Horror films come in a wide variety of styles and subject matter. Three of the most intimate explorations of terror are examined in this study. Intimate in terms of settings (small towns and an isolated motel) and in the emotional links between the characters and the terrors they face. In Psycho, Norman Bates is a darker reflection of his victim Marion Crane and her lover Sam Loomis. They share frustrations, fears and compulsions, albeit at different levels of intensity. In The Birds, Melanie Daniels and her new acquaintances in Bodega Bay share emotional problems which can impel them to act in destructive ways that are echoed, and then overwhelmed by violence from the natural world. Halloween features a monster, Michael Myers, who has more in common with one of his victims, heroine Laurie Strode, than is evident at first glance. Beyond the link between normality and the violently aberrant, all three films give glimpses of emotional intimacy that is threatened and sometimes tragically destroyed by horror.She rolls up the windows to keep the birds out. But there is no key in the ignition. They are trapped. Attacking crows surround them. The fallen girla#39;s face is badly bloodied. Melanie honks the car horn several times to scare off the birds.

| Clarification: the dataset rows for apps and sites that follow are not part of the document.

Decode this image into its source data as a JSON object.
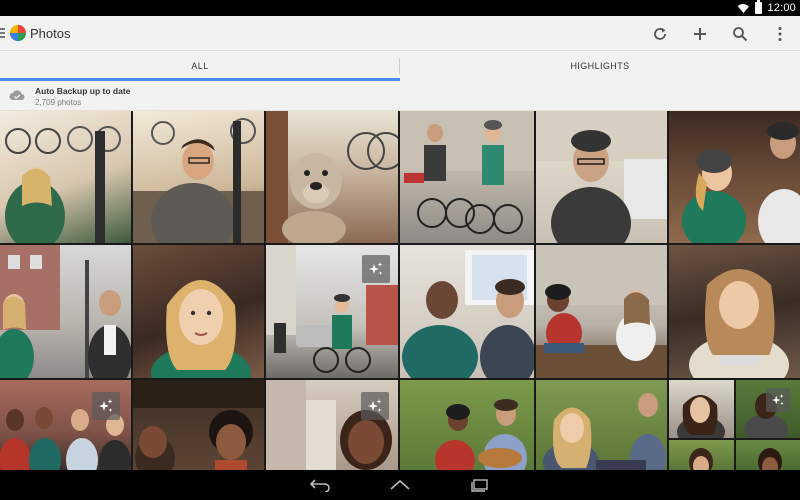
{
  "status_bar": {
    "time": "12:00"
  },
  "action_bar": {
    "title": "Photos",
    "actions": [
      "refresh-icon",
      "add-icon",
      "search-icon",
      "overflow-menu-icon"
    ]
  },
  "tabs": [
    {
      "label": "ALL",
      "active": true
    },
    {
      "label": "HIGHLIGHTS",
      "active": false
    }
  ],
  "backup": {
    "title": "Auto Backup up to date",
    "count": "2,709 photos"
  },
  "colors": {
    "accent": "#4a8af4",
    "bar_bg": "#f2f2f2"
  },
  "nav": [
    "back-icon",
    "home-icon",
    "recents-icon"
  ]
}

|Title||:||Psycho, The Birds and Halloween|
|Publisher||:||McFarland - 2013-12-13|